08 March 2023

ANDREW SIMPSON explains the importance of maintaining the measurement accuracy of test instruments.

Accurate measurement is the base factor in all industrial processes and testing systems and is essential for the delivery of high-quality products and services. The calibration of test and measuring instrumentation is therefore vital to ensure that equipment continues to meet its published performance specification. 

Calibration provides the means by which instrument operators are given the assurance that their equipment is measuring correctly and that the performance of products and processes evaluated using the equipment can be trusted. Businesses that are ISO 9001:2015 accredited must also have a traceable record of calibration for finished products and as a result a company’s quality manual should therefore typically determine the calibration requirements of different instrumentation. 

In addition, an original equipment manufacturer will usually also provide calibration recommendations or a trade association might provide advice for a particular industry, application or measurement function. However, what is suitable calibration for one type of equipment may not be the same for another and a different calibration service may be required for instrumentation used in different test and measurement applications. 

For example, in some cases a simple function or confidence check may be sufficient for certain applications. In others a comparison to the original specification will be required, and any necessary adjustments carried out to rectify ‘out of specification’ performance. Calibration may also need to be tailored to a company’s specific requirements with testing at specific points more suitable for the application.

If any faults are found during calibration, they may need to be repaired as the precursor to re-calibration, or simply be reported and the instrument returned. If variations from specification or agreed values are discovered during testing, calibration certificates should show ‘as received’ and ‘post adjustment’ measurement values, as well as details of measuring limits or tolerances.

In addition, another factor may be where the calibration work is carried out, with the 

availability of ‘mobile calibration personnel’ meaning that indispensable instrumentation no longer has to be sent away to be calibrated. As a result, downtimes for vital test equipment can be minimised and the risk of damage to instruments during transit removed, whilst high standards of workmanship‚ technical expertise and accuracy are still maintained.

For these reasons, calibration facilities must offer a certain amount of flexibility to ensure different levels of service are available to meet the range of calibration needs, and industry requirements. 

ISO/IEC 17025:2017 is the standard for which laboratories must hold accreditation in order to be deemed technically competent. In many cases, suppliers and regulatory authorities will not accept test or calibration results from a lab that does not have this accreditation. In the UK, UKAS is the national body recognised by government for the accreditation of calibration and testing laboratories. UKAS accreditation confirms the technical competency, impartiality and reliability of a calibration provider to deliver accurate results and authorises laboratories to issue ISO17025 accredited certificates. 

Regular UKAS assessments ensure that test procedures, the equipment used and the technical capabilities of test staff are of the highest standards, with assured traceability to national, or in some cases, international standards. From an accountability perspective, many businesses require the UKAS endorsement in order to maintain compliance with their own regulatory authorities and standards bodies.

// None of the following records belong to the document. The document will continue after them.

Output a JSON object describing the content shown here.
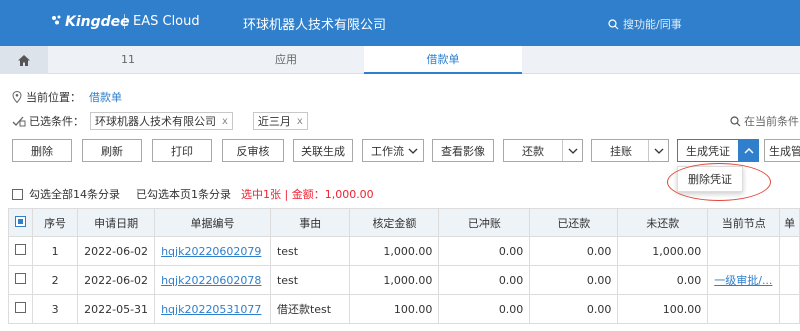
{
  "header": {
    "logo": "Kingdee",
    "product": "EAS Cloud",
    "company": "环球机器人技术有限公司",
    "search_placeholder": "搜功能/同事"
  },
  "tabs": [
    {
      "label": "11",
      "active": false
    },
    {
      "label": "应用",
      "active": false
    },
    {
      "label": "借款单",
      "active": true
    }
  ],
  "location": {
    "label": "当前位置：",
    "value": "借款单"
  },
  "filters": {
    "label": "已选条件：",
    "chips": [
      {
        "label": "环球机器人技术有限公司"
      },
      {
        "label": "近三月"
      }
    ],
    "search_placeholder": "在当前条件"
  },
  "toolbar": {
    "delete": "删除",
    "refresh": "刷新",
    "print": "打印",
    "unaudit": "反审核",
    "related": "关联生成",
    "workflow": "工作流",
    "view_image": "查看影像",
    "repay": "还款",
    "hang": "挂账",
    "gen_voucher": "生成凭证",
    "gen_more": "生成管"
  },
  "dropdown": {
    "item": "删除凭证"
  },
  "summary": {
    "select_all": "勾选全部14条分录",
    "select_page": "已勾选本页1条分录",
    "selected": "选中1张 | 金额：1,000.00"
  },
  "table": {
    "headers": [
      "序号",
      "申请日期",
      "单据编号",
      "事由",
      "核定金额",
      "已冲账",
      "已还款",
      "未还款",
      "当前节点",
      "单"
    ],
    "rows": [
      {
        "no": "1",
        "date": "2022-06-02",
        "code": "hqjk20220602079",
        "reason": "test",
        "approved": "1,000.00",
        "offset": "0.00",
        "repaid": "0.00",
        "unpaid": "1,000.00",
        "node": ""
      },
      {
        "no": "2",
        "date": "2022-06-02",
        "code": "hqjk20220602078",
        "reason": "test",
        "approved": "1,000.00",
        "offset": "0.00",
        "repaid": "0.00",
        "unpaid": "0.00",
        "node": "一级审批/..."
      },
      {
        "no": "3",
        "date": "2022-05-31",
        "code": "hqjk20220531077",
        "reason": "借还款test",
        "approved": "100.00",
        "offset": "0.00",
        "repaid": "0.00",
        "unpaid": "100.00",
        "node": ""
      }
    ]
  },
  "colors": {
    "brand": "#2f7fcc",
    "highlight_ring": "#e0483a",
    "selected_text": "#ee2233"
  }
}
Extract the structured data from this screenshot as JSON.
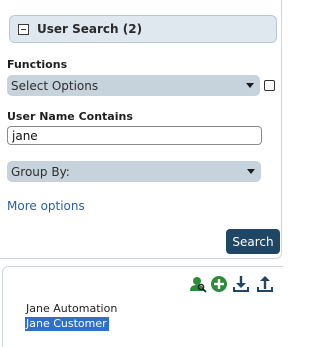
{
  "header": {
    "title": "User Search (2)"
  },
  "functions": {
    "label": "Functions",
    "selected": "Select Options",
    "checked": false
  },
  "username": {
    "label": "User Name Contains",
    "value": "jane"
  },
  "group_by": {
    "selected": "Group By:"
  },
  "links": {
    "more_options": "More options"
  },
  "buttons": {
    "search": "Search"
  },
  "toolbar_icons": [
    "user-search-icon",
    "add-icon",
    "download-icon",
    "upload-icon"
  ],
  "colors": {
    "accent": "#1f4664",
    "select_bg": "#c6d2dc",
    "header_bg": "#dfe8ef",
    "selection": "#2f6fc9",
    "icon_green": "#2e8b3a",
    "link": "#2d5f9a"
  },
  "results": [
    {
      "name": "Jane Automation",
      "selected": false
    },
    {
      "name": "Jane Customer",
      "selected": true
    }
  ]
}
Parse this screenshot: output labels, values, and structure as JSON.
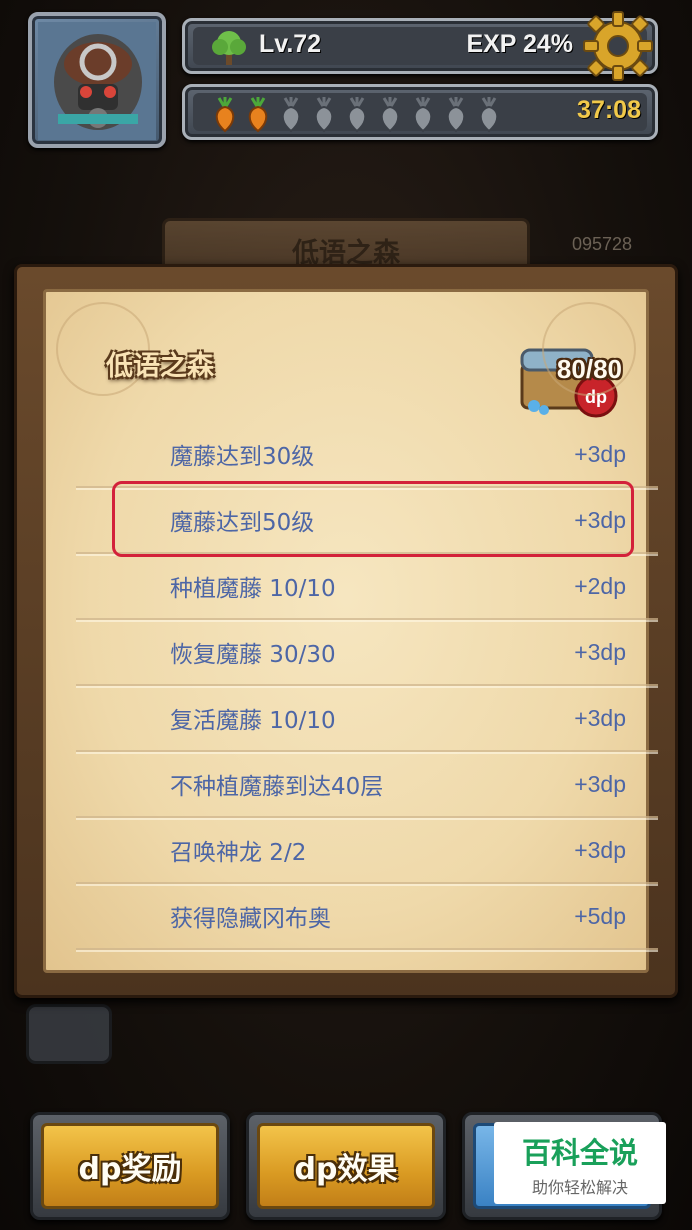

Some calibration services may not be accredited to ISO17025:2017, but still be certified to ISO 9001:2015. Although such laboratories can provide traceable calibration, this is a generic standard for quality management systems and does not necessarily demonstrate technical competence to produce valid and accurate data measurement.

In the interests of meeting the needs of all customers and instrumentation types, accredited laboratories can offer both levels of service to meet specific requirements. Nevertheless, the requirement for calibration certification from an accredited or non-accredited source will largely be determined by individual requirements, depending on the level of assurance the equipment’s output reflects on the processes and products of the user/company. 

Choosing a service

Those companies that provide an accredited service themselves such as product testing and standards compliance, or are involved in an application that requires greater confidence in the reliability of instrumentation such as electromedical equipment, are more likely to require calibration in ISO17025 accredited laboratories. 

Quality assessors may consider that a non-accredited calibration is inadequate, but the broader decision is essentially one of risk management; how important is it that your goods and services are based on measurements taken with fully assessed and correctly calibrated equipment? Can you afford the risk to your market reputation caused by unreliable results?

Careful consideration is essential in choosing the right calibration service for your equipment needs. Not only to ensure value for money but, more importantly, to ensure the technical integrity and continued fitness for purpose of your instrumentation. Calibrationhouse, which is accredited to both ISO9001 and ISO17025‚ has a track record of working with leading test instrumentation brands Fluke, Seaward, Megger, Keysight, Agilent, and specialist electromedical equipment suppliers such as Rigel, Fluke Biomedical, B.C Group, Pronk Technologies and others.

The importance of accurate calibration of all instruments cannot be underestimated in ensuring that equipment continues to provide an acceptably reassuring service. Any lack of control or knowledge within the calibration arena not only has a consequent adverse effect on the quality of service provided, but could ultimately lead to a failure to meet regulatory requirements including health and safety regulations. Ultimately, planned and effective calibration ensures long term accuracy, standardisation and repeatability in measurements, providing reliable benchmarks and results, and delivering successful test programmes today and long into the future.

The company has invested in a wide range of calibration equipment, facilities and an on-site calibration team to offer a broad range of services. Customers already recognise the quality and expertise provided, adding even more value to current operations through authoritative, trustworthy and rapid services that ensure their own compliance programmes aren’t compromised. 

Andrew Simpson is business development manager at Calibrationhouse. For more information, visit www.calibrationhouse.com